International Evidence on the Historical Properties of Business Cycles
AbstractThe authors contrast properties of real quantities with those of price levels and stocks of money for ten countries over the last century. Although the magnitude of output fluctuations has varied across countries and periods, relations among real quantities have been remarkably uniform. Properties of price levels, however, exhibit striking differences between periods. Inflation rates are more persistent after World War II than before, and price-level fluctuations are typically procyclical before World War II and countercyclical afterward. Fluctuations in money are less highly correlated with output in the postwar period but are no more persistent than in earlier periods. Copyright 1992 by American Economic Association.
Download InfoTo our knowledge, this item is not available for download. To find whether it is available, there are three options:
1. Check below under "Related research" whether another version of this item is available online.
2. Check on the provider's web page whether it is in fact available.
3. Perform a search for a similarly titled item that would be available.
Bibliographic InfoPaper provided by New York University, Leonard N. Stern School of Business, Department of Economics in its series Working Papers with number 92-5.
Date of creation: Feb 1992
Date of revision:
Contact details of provider:
Postal: New York University, Leonard N. Stern School of Business, Department of Economics, 44 West 4th Street, New York, NY 10012-1126
Phone: (212) 998-0860
Fax: (212) 995-4218
Web page: http://w4.stern.nyu.edu/economics/
More information through EDIRC
Other versions of this item:
- Backus, David K & Kehoe, Patrick J, 1992. "International Evidence of the Historical Properties of Business Cycles," American Economic Review, American Economic Association, vol. 82(4), pages 864-88, September.
- David K. Backus & Patrick J. Kehoe, 1991. "International evidence on the historical properties of business cycles," Staff Report 145, Federal Reserve Bank of Minneapolis.
You can help add them by filling out this form.
CitEc Project, subscribe to its RSS feed for this item.
This item has more than 25 citations. To prevent cluttering this page, these citations are listed on a separate page. reading lists or Wikipedia pages:Access and download statisticsgeneral information about how to correct material in RePEc.

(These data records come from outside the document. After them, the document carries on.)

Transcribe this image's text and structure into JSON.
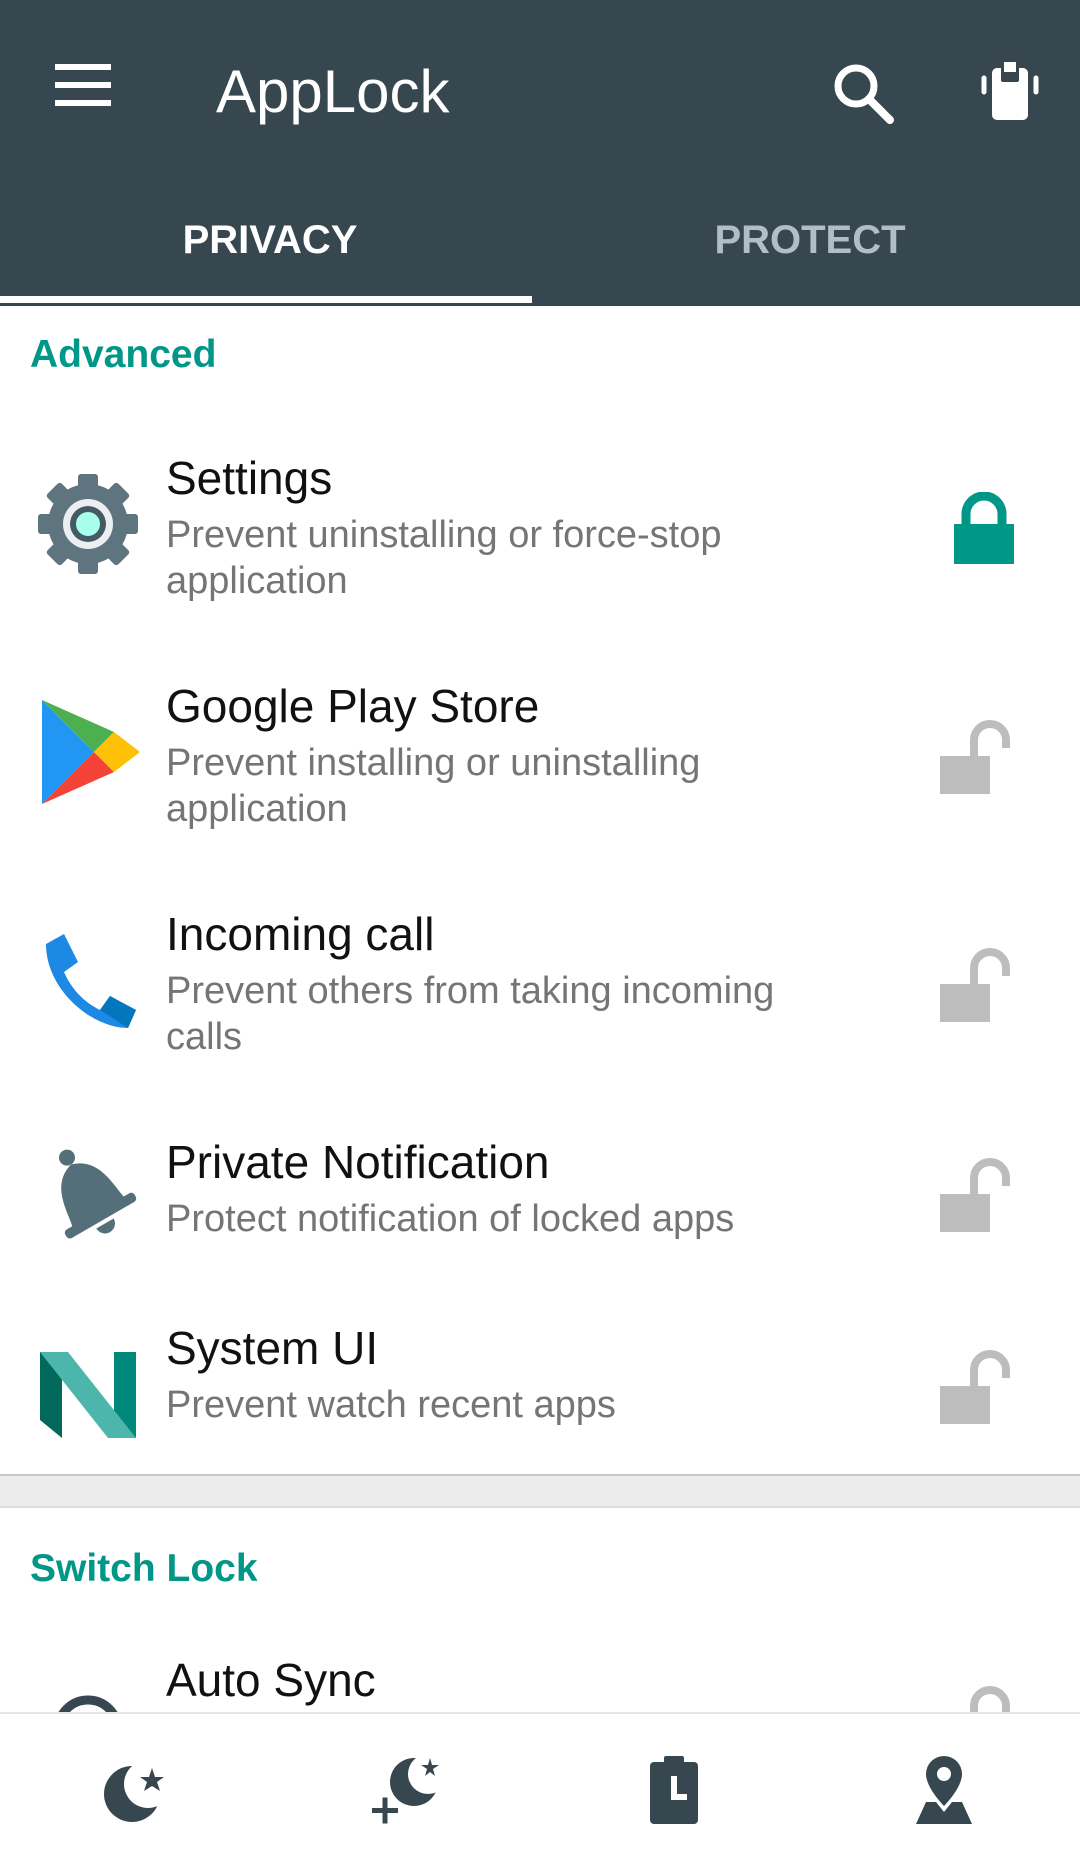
{
  "app": {
    "title": "AppLock"
  },
  "tabs": [
    {
      "label": "PRIVACY",
      "selected": true
    },
    {
      "label": "PROTECT",
      "selected": false
    }
  ],
  "sections": [
    {
      "header": "Advanced",
      "items": [
        {
          "title": "Settings",
          "description": "Prevent uninstalling or force-stop application",
          "icon": "settings-gear-icon",
          "locked": true
        },
        {
          "title": "Google Play Store",
          "description": "Prevent installing or uninstalling application",
          "icon": "play-store-icon",
          "locked": false
        },
        {
          "title": "Incoming call",
          "description": "Prevent others from taking incoming calls",
          "icon": "phone-icon",
          "locked": false
        },
        {
          "title": "Private Notification",
          "description": "Protect notification of locked apps",
          "icon": "bell-icon",
          "locked": false
        },
        {
          "title": "System UI",
          "description": "Prevent watch recent apps",
          "icon": "system-ui-n-icon",
          "locked": false
        }
      ]
    },
    {
      "header": "Switch Lock",
      "items": [
        {
          "title": "Auto Sync",
          "icon": "sync-icon",
          "locked": false
        }
      ]
    }
  ],
  "bottom_nav": [
    {
      "icon": "moon-star-icon"
    },
    {
      "icon": "add-moon-icon"
    },
    {
      "icon": "clipboard-timer-icon"
    },
    {
      "icon": "location-pin-icon"
    }
  ],
  "colors": {
    "toolbar": "#37474f",
    "accent": "#009688",
    "lock_inactive": "#bdbdbd",
    "tab_inactive": "#b0bec5"
  }
}
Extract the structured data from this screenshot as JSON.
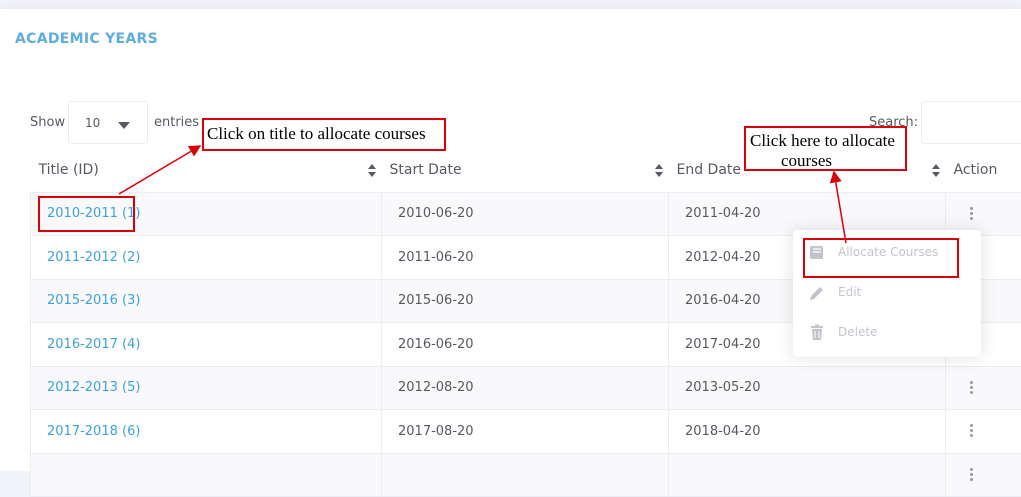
{
  "page": {
    "title": "ACADEMIC YEARS"
  },
  "table_controls": {
    "show_label": "Show",
    "entries_value": "10",
    "entries_label": "entries",
    "search_label": "Search:",
    "search_value": ""
  },
  "table": {
    "columns": [
      "Title (ID)",
      "Start Date",
      "End Date",
      "Action"
    ],
    "rows": [
      {
        "title": "2010-2011 (1)",
        "start": "2010-06-20",
        "end": "2011-04-20"
      },
      {
        "title": "2011-2012 (2)",
        "start": "2011-06-20",
        "end": "2012-04-20"
      },
      {
        "title": "2015-2016 (3)",
        "start": "2015-06-20",
        "end": "2016-04-20"
      },
      {
        "title": "2016-2017 (4)",
        "start": "2016-06-20",
        "end": "2017-04-20"
      },
      {
        "title": "2012-2013 (5)",
        "start": "2012-08-20",
        "end": "2013-05-20"
      },
      {
        "title": "2017-2018 (6)",
        "start": "2017-08-20",
        "end": "2018-04-20"
      }
    ]
  },
  "action_menu": {
    "items": [
      {
        "label": "Allocate Courses",
        "icon": "book-icon"
      },
      {
        "label": "Edit",
        "icon": "pencil-icon"
      },
      {
        "label": "Delete",
        "icon": "trash-icon"
      }
    ]
  },
  "annotations": {
    "title_callout": "Click on title to allocate courses",
    "allocate_callout_line1": "Click here to allocate",
    "allocate_callout_line2": "courses",
    "color": "#d9000b"
  },
  "colors": {
    "accent": "#5dade2",
    "link": "#3ea1db",
    "annotation_red": "#d9000b",
    "menu_text": "#c2c4cc"
  }
}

For technical questions regarding this item, or to correct its authors, title, abstract, bibliographic or download information, contact: (Viveca Licata).
If references are entirely missing, you can add them using this form.